In Chicago, the Cook County Sheriff's Department is trying to find out whether serial killer John Wayne Gacy could be responsible for any more deaths. Officials there are entering murderers' DNA profiles into a national database shared with other law-enforcement agencies. The move is based on an ironic legal distinction: The men were technically listed as homicide victims themselves because they were put to death by the state.
Authorities hope to find DNA matches from blood, semen, hair or skin under victims' fingernails that link the long-dead killers to the coldest of cold cases. And they want investigators in other states to follow suit and submit the DNA of their own executed inmates or from decades-old crime scenes.
Kansas officials said this week they have talked with Florida detectives and would continue to help if the Florida detectives file an exhumation petition in court.
Hickock and Smith are buried on a gently sloping hill at the Mount Muncie Cemetery in Lansing, Kan. The state of Kansas interred its executed criminals there when their families didn't claim the bodies. There are about 28,000 graves.
Cemetery manager Gene Kirby said the Hickock and Smith graves regularly draw visitors, particularly around the anniversary of the Clutter slayings or when "In Cold Blood" receives media attention.
"We have a fair amount of people come out and ask where they're buried, want to come down and actually see the graves," Kirby said. "If there's anything in the news that kind of piques the interest."
The possibility that the pair was involved in the Florida murderers has been considered since 1960, according to records released by the Sarasota Sheriff's Office.
After Smith and Hickock killed the Clutter family in Holcomb, Kan., on Nov. 15, 1959, they fled to Florida in a stolen car. They were spotted at least a dozen times from Tallahassee to Miami and points in between.

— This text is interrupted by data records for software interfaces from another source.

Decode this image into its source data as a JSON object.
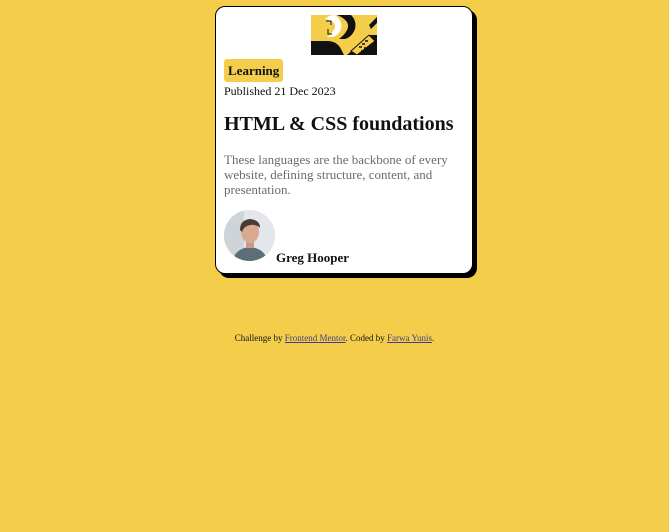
{
  "card": {
    "tag": "Learning",
    "published": "Published 21 Dec 2023",
    "title": "HTML & CSS foundations",
    "description": "These languages are the backbone of every website, defining structure, content, and presentation.",
    "author": "Greg Hooper",
    "hero_icon": "code-illustration",
    "avatar_icon": "author-avatar-photo"
  },
  "footer": {
    "prefix": "Challenge by",
    "link1": "Frontend Mentor",
    "middle": ". Coded by",
    "link2": "Farwa Yunis",
    "suffix": "."
  },
  "colors": {
    "background": "#f4ce4b",
    "card": "#ffffff",
    "text": "#111111",
    "muted": "#6b6b6b",
    "link": "#3e3e8e"
  }
}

On Dec. 18, the two men checked into a Miami Beach motel and checked out the next day. That day, the Walker family was killed at their home on a ranch in the small community of Osprey about four hours northwest of Miami near Sarasota.

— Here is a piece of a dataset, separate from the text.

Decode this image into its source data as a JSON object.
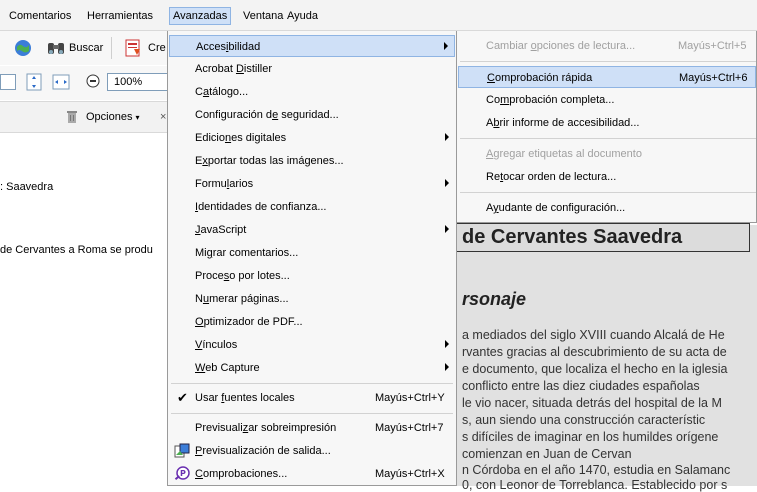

Cliff Walker was shot to death and his wife was beaten, raped and then shot. Three-year-old Jimmie was shot to death and his 2-year-old sister was shot and drowned in a bathtub. The gruesome scene days before Christmas shocked investigators. News stories at the time noted that there were gifts around the tree.
At some point on the same day, Smith and Hickock bought items at a Sarasota department store. On Dec. 21, witnesses say they spoke with Smith and Hickock in Tallahassee.
McGath said the Walkers had been considering buying a 1956 Chevy Bel Air, which was the kind of car Smith and Hickock had stolen and were driving through Florida. McGath thinks that somehow, the Walkers and the killers met because of the car.
The detective found witness statements - and talked to people who are still alive - who said they saw Smith and Hickock in the Sarasota area around the time of the Walker murders. One witness said the taller of the two men had a scratched-up face.
The pair was later arrested in Las Vegas and a polygraph test cleared them of the Walker murders. But in 1987, a polygraph expert said those tests in the early 1960s were worthless.
Authorities said the Walkers still have some living relatives both in and outside of Florida but declined to give names. McGath has been the one leading the effort to find their killers.
She hopes the DNA will prove that Smith and Hickock killed the Walker family so the community can have closure, and so the dozens of people falsely accused over the years as suspects in the case can finally have peace of mind.
Kirby said it's likely that only bones remain in the Kansas coffins.
"In this case, it's going to require a backhoe," he said. "Especially with the drought we had this year, the ground is going to be extremely hard."
Kirby hopes that if an exhumation occurs, officials will be able to get the material they need by simply opening the coffin on site, without full removal. He was also concerned about the timing of any exhumation, because relatives visit other graves and decorate them around Christmas.